(Last Updated on February 2, 2016 by admin)
ZIMBABWE – Patience Sithole, 32, of St Mary’s, Chitungwiza is a mother to three children, two of them having born with disability.
As a result of the disability, Patience has been rejected by her two husbands, her crime being, she gave birth to children with disability.
She has had to toil to fend for her children who also continue to face exclusion from the society.
“My first child has Down syndrome while the third one has cerebral palsy. Both the two fathers of these children left me because they think it is my entire fault that I give birth to such children.
“They all blamed me for giving birth to children with disability.
“The third birth was even worse because the father disappeared as soon as he came to hospital to see the child, I never saw him again,” chronicles Patients.
The cobra vendor who sometimes relies on handouts to sustain the family says society has also failed to accept her as she finds it difficult in most cases to interact or let alone to get a place to stay.

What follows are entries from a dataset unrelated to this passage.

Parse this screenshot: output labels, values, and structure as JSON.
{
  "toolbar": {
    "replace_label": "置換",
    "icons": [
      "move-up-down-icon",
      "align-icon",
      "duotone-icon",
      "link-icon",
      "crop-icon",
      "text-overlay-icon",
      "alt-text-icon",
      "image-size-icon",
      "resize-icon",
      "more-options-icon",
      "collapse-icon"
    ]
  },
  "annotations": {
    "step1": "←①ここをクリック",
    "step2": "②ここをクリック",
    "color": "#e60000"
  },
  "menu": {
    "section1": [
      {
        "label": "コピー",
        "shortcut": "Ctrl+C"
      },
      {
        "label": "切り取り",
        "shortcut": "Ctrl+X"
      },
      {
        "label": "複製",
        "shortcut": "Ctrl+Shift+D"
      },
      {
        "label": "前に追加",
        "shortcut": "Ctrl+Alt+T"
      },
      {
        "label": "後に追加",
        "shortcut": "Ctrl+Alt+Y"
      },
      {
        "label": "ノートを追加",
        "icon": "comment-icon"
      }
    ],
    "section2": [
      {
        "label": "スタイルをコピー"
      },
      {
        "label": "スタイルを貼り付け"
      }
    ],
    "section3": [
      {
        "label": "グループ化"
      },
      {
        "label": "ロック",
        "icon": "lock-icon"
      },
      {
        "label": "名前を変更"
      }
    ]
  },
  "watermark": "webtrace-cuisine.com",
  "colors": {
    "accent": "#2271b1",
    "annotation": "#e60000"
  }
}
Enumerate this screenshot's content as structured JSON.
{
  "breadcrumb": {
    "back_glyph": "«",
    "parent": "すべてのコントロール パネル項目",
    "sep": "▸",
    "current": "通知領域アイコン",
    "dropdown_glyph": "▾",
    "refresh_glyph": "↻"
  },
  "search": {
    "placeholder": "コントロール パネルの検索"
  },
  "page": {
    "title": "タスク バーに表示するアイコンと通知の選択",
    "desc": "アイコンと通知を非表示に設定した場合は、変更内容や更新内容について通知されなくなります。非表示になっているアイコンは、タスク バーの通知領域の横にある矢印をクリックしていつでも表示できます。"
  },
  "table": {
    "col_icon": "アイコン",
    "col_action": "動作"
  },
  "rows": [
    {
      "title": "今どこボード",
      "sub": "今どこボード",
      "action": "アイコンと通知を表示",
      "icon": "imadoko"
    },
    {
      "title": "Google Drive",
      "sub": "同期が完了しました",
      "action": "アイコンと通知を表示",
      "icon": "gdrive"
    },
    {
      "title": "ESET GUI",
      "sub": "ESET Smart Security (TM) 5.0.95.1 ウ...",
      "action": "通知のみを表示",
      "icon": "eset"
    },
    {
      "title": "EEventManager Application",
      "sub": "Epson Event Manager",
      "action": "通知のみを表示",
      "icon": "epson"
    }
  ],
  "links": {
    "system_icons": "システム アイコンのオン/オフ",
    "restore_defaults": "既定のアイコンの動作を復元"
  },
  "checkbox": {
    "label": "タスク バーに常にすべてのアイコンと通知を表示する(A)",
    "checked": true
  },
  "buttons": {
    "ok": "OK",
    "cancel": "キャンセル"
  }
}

“I have faced rejection from all angles in the society even with family members discriminating me because I have children with disability
“I’m even stigmatised and people won’t let me handle their food at public functions like funerals or weddings because I have children with disability,” adds Patients.
“The moment I mention that I have children with disabilities when I’m looking for a house, the landlord changes his or her mind and shifts goal posts even when they had earlier indicated that the accommodation was available.
“It’s as if I would be looking for free accommodation while just like any other tenant, I pay for the place. The only reason is that I have children with disability.
The 32-year-old chronicles the agony she has been through in life following the birth of the two but however thanks God for them.
“Life has not been easy for me but I have learnt to accept that portion God gave me. I love my children and I would trade them for anything. I love these two more (the ones with disabilities) because of the expulsion they continue to face in the society.
“All the two births have been followed by misery, at a time when I was supposed to be celebrating life; I was facing rejection and had to ponder on my next move after the birth.
“Every birth meant rejection first from my husband then family. When God blessed me with second child, who doesn’t have a disability, I thanked him for the comfort.
“Ndakati Mwari mandinyaradza. Whatever I have been through, I have still leant to count all my blessings and know life is from God,” she says.
Patience thank the Zimbabwe Parents of Handicapped Children Association chapter in Chitungwiza that has helped her with psychological support.
“I thank the mothers who are part of that group for the support they have given me. They have surely kept me going; they are like family to me.
“We have shared experiences and they stick closer than family,” she adds.
Although there are no available statistics for the condition in the country, Cerebral palsy is described as a disorder affecting muscle, movement and the ability to move in coordinated and purposeful way.
The condition remain unknown in the country with the children affected facing all forms of expulsion.
Chitungwiza Chief Executive Officer, Dr Obadiah Moyo bemoans the lack of rehabilitation facilities in the country’s major hospitals arguing that two thirds of children with CP have movement difficulties.
“They is need to raise awareness about cerebral palsy and to motivate efforts aimed at ensuring that persons with the condition have the same access to the basic needs of life and opportunities as anyone else.
“Services for rehabilitation are not available in hospitals yet most children born with the condition have difficulties with movement, affecting one or both arms and these people have difficulties in eating doing any daily activities.
“There is need for increased access to health and rehabilitation and other services and that persons with cerebral palsy should have a voice of their own,” he said.
Dr Moyo said the condition was caused due to complications at birth affecting the child’s posture with nerves being affected.
“It is a common physical disability in children marked by impaired muscle coordination (spastic paralysis and other disabilities caused by damage to the brain before or at birth,” he added.
Children with cerebral palsy face multiple bio-psychosocial challenges which are worsened by the fact that the situation is a lifetime condition which also affects their health and health-related quality of life.
Patience and many children with CP in Zimbabwe and worldwide face similar challenges daily while very little has been done in the country to make life bearable for people living with disabilities.
She hopes that the country could do more so that her children and many others in the same predicament could also find it easier to access basic services.
“I pray that the Government continues to prioritise children with disabilities so that they could also enjoy life just like their peers.
“I also call upon the society to stop the stigma and do the least they can to make life bearable. It is not by choice that I have these children and this could happen to any mother,” she says while cuddling her baby.